Once you’ve chosen the traits you want to discuss, look at your resume and see if you can narrow them down to two that best describe you. Then, compare those to the role’s requirements and consider how you fit into that equation. For example, if you’re strong in teamwork and data analysis but are worried about a lack of management experience, focus on those areas where you can fill the gaps.

Another great way to prepare is to read up on the company and its mission, so you have a better understanding of how your personality or approach will fit into their culture. This will be reflected in the questions they ask you, and it’s helpful to have a few examples ready so that you can provide specific, detailed answers that highlight your unique qualities.

Passionate, energetic, motivated

Interviewers want to see that you’re interested in the company and its goals. They also want to hire people who are energized and motivated by the job itself.

Adaptable, resilient, resourceful

Interviewers are looking for employees who can take on different roles and responsibilities, as well as change with the company over time. This is a key skill in the workforce, so interviewers will be interested to hear your thoughts about how you’ve been able to adjust to shifting workplace conditions in the past.

Results-driven, dependable, organized

Describe Yourself With ME


ME/CFS is a complex illness with extreme fatigue and other symptoms that affect your ability to function.
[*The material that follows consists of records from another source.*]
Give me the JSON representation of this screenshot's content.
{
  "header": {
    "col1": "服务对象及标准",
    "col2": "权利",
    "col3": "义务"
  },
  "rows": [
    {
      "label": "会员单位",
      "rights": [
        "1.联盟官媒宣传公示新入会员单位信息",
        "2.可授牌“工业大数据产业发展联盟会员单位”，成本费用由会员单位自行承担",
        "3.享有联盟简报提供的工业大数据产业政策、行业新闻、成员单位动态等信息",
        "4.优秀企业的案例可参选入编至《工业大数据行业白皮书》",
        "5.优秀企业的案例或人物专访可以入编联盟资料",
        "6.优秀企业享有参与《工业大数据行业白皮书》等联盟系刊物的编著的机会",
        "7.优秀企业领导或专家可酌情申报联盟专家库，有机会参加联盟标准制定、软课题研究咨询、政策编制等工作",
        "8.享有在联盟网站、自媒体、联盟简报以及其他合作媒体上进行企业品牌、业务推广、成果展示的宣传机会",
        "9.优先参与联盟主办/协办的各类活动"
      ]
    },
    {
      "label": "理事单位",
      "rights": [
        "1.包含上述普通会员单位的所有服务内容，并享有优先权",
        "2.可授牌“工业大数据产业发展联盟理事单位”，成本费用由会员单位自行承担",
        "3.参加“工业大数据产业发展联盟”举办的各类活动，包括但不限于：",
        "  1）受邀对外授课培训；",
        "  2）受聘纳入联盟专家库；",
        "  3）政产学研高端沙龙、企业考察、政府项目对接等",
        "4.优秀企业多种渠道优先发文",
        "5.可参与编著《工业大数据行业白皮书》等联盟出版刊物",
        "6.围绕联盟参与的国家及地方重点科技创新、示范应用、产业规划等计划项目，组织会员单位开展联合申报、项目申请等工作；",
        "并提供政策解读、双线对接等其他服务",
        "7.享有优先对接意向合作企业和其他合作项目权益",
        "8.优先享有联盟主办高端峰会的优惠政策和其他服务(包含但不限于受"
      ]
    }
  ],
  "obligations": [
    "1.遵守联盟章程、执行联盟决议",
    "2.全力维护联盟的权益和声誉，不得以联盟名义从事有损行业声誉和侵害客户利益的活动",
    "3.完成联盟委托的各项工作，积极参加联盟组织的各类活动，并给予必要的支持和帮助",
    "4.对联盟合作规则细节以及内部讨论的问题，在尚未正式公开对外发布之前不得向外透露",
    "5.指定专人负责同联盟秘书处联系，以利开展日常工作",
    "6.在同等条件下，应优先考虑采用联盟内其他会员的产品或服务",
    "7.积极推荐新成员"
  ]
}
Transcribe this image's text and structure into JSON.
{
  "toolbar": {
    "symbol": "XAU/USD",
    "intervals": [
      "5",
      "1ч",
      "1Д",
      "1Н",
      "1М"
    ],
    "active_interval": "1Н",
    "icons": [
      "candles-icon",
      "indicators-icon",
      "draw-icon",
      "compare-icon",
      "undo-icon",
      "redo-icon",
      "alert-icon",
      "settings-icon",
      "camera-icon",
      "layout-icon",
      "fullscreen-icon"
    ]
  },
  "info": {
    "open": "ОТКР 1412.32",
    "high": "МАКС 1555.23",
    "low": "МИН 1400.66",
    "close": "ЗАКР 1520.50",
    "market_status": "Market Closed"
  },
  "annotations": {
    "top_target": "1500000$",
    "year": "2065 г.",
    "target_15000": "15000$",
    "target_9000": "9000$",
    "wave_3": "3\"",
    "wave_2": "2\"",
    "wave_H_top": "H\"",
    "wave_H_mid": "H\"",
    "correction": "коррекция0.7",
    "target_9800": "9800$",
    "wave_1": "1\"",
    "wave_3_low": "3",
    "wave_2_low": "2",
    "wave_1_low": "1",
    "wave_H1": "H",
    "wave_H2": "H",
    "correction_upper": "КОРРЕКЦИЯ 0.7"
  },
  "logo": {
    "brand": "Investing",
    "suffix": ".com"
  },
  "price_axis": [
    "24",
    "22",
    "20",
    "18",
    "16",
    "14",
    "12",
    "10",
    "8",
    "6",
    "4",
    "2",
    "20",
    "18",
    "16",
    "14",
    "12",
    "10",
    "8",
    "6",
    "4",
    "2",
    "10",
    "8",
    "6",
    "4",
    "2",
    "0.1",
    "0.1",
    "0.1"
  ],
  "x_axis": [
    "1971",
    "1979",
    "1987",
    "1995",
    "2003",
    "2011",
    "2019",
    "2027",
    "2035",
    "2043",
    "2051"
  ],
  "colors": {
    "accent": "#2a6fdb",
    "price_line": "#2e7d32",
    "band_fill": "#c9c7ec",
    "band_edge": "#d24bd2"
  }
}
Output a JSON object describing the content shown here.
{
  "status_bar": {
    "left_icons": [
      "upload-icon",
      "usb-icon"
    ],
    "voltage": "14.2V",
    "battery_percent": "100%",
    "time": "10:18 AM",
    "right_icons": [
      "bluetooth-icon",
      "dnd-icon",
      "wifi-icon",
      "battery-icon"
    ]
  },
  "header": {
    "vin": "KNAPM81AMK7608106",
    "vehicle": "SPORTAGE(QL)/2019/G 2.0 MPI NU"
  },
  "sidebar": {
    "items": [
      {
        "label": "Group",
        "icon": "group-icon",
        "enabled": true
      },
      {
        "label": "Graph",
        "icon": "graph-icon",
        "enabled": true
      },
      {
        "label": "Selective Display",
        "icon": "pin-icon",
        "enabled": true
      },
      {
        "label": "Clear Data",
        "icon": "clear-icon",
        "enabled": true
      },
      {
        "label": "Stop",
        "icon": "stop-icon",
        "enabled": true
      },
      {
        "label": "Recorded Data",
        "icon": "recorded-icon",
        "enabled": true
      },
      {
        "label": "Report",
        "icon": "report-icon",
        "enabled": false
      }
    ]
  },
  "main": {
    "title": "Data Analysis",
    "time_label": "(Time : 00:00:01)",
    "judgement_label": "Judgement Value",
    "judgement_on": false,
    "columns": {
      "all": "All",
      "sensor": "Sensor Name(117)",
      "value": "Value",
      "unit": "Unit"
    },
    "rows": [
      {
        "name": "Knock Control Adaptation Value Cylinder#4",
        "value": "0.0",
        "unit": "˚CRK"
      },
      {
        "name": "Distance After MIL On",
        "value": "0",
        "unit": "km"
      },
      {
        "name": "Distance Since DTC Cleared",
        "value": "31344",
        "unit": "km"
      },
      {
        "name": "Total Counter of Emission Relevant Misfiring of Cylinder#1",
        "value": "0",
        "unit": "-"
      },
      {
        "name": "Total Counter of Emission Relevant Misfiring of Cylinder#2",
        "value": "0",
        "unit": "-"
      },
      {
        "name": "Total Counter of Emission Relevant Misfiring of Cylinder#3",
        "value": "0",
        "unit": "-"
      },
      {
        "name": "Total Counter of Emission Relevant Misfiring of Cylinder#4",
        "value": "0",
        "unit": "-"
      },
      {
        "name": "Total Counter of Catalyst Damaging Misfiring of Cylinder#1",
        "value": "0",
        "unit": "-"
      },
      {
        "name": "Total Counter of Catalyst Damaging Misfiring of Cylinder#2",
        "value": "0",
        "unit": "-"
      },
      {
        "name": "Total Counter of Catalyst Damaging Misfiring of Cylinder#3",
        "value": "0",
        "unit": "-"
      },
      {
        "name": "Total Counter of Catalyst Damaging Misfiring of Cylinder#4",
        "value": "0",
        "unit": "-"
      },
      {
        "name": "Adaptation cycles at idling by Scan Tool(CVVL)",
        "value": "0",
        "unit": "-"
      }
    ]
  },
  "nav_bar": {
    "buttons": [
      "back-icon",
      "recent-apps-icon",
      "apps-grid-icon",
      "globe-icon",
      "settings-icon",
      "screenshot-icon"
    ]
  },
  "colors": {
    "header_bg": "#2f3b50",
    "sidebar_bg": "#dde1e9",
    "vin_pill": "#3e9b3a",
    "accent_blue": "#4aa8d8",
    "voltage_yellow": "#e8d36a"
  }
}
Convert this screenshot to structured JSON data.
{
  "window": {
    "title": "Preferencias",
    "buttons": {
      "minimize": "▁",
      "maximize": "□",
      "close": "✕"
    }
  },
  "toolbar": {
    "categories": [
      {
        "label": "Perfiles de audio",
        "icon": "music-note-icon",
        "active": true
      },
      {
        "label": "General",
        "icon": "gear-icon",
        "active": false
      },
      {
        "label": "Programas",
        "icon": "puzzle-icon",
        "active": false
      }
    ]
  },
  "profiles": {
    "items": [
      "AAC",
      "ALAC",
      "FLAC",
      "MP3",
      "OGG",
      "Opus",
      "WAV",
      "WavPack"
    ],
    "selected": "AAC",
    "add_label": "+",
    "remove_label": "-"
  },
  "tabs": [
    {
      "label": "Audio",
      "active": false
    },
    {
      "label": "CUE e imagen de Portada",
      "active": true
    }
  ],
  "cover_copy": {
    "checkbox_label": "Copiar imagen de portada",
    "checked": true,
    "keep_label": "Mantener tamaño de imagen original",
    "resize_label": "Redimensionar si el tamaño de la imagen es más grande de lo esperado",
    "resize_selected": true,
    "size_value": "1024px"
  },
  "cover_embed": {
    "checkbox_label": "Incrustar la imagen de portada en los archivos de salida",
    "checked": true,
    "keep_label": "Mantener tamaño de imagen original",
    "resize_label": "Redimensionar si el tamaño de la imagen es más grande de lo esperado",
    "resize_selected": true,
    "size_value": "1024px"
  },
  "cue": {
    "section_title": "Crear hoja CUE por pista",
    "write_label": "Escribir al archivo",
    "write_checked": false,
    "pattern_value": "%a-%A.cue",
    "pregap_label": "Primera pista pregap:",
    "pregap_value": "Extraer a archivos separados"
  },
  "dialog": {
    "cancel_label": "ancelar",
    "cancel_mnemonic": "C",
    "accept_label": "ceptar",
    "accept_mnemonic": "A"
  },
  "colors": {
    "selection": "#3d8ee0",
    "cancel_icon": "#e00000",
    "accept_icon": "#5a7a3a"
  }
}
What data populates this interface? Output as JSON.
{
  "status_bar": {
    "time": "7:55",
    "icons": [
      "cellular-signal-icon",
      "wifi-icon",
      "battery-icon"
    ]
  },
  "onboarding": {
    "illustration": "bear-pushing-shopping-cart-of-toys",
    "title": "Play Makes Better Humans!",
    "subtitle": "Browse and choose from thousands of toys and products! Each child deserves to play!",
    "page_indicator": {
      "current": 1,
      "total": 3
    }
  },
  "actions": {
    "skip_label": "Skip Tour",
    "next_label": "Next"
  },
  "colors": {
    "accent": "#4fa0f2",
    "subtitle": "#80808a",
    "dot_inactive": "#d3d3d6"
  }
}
It’s not known what causes ME/CFS but it is thought to be triggered by infections and may have genetic, environmental or neurological factors. ME/CFS can start suddenly or gradually over months or years. It’s not known whether ME/CFS can be cured but there are ways to improve your symptoms and help you manage the condition.

The goal of the End ME/CFS Project is to accelerate ME/CFS research so precise diagnostic tools and life-changing treatments can be found as soon as possible. Support our efforts by donating today!

Describe yourself with ME

Choosing the right words to describe yourself can be tricky. It’s important to think about who will be asking and reading the questions, as well as what type of person you want to target with your description. This will help you focus on the qualities that are most relevant to that audience.

For example, if you’re applying to college, it would be helpful to ask friends and family members to give you their describing words for yourself. These could be used in your application or for recommendation letters. It’s also a good idea to get describing words from people who haven’t been close to you, such as teachers or coworkers. This will give you a more objective view of your strengths and weaknesses.

When it comes to describing yourself with ME, it’s also important to be honest. A dishonest answer can skew someone’s opinion of you, so it’s best to be completely honest. In some cases, you can even make the game fun by giving players incorrect answers in a silly situation.

ME/CFS can cause pain and other symptoms in many parts of your body, including headaches, sore throats, tender lymph nodes in the neck and armpits, nausea, difficulty concentrating, unrefreshing sleep and a feeling that your mind is working too hard. You may also be sensitive to light, noise, smells and certain foods.

ME/CFS is more common in women than men, and it can affect all ages. It can occur in any race, ethnicity or socioeconomic background. It’s not clear what causes ME/CFS, but there is evidence of a link between ME/CFS and a variety of infectious illnesses. Some of these include glandular fever, Epstein-Barr virus (EBV), herpes viruses such as herpes simplex and HHV-6, hepatitis A, B and C infection, and Ross River virus in Australia. Other infections can trigger ME/CFS, such as labyrinthitis and enteroviruses.